── Available records ──

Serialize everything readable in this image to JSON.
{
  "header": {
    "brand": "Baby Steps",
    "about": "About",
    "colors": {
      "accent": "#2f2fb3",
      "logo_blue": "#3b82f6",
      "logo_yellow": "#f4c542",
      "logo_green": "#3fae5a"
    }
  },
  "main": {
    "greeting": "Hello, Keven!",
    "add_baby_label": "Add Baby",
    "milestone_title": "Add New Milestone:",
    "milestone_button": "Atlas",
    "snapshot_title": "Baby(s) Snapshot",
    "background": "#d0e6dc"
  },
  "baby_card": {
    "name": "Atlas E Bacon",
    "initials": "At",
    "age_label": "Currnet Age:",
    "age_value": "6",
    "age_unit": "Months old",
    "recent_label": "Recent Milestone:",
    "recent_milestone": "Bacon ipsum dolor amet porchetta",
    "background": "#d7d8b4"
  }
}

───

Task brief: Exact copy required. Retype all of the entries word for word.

Result below:
Serialize everything readable in this image to JSON.
{
  "header": {
    "brand": "Baby Steps",
    "about": "About",
    "colors": {
      "accent": "#2f2fb3",
      "logo_blue": "#3b82f6",
      "logo_yellow": "#f4c542",
      "logo_green": "#3fae5a"
    }
  },
  "main": {
    "greeting": "Hello, Keven!",
    "add_baby_label": "Add Baby",
    "milestone_title": "Add New Milestone:",
    "milestone_button": "Atlas",
    "snapshot_title": "Baby(s) Snapshot",
    "background": "#d0e6dc"
  },
  "baby_card": {
    "name": "Atlas E Bacon",
    "initials": "At",
    "age_label": "Currnet Age:",
    "age_value": "6",
    "age_unit": "Months old",
    "recent_label": "Recent Milestone:",
    "recent_milestone": "Bacon ipsum dolor amet porchetta",
    "background": "#d7d8b4"
  }
}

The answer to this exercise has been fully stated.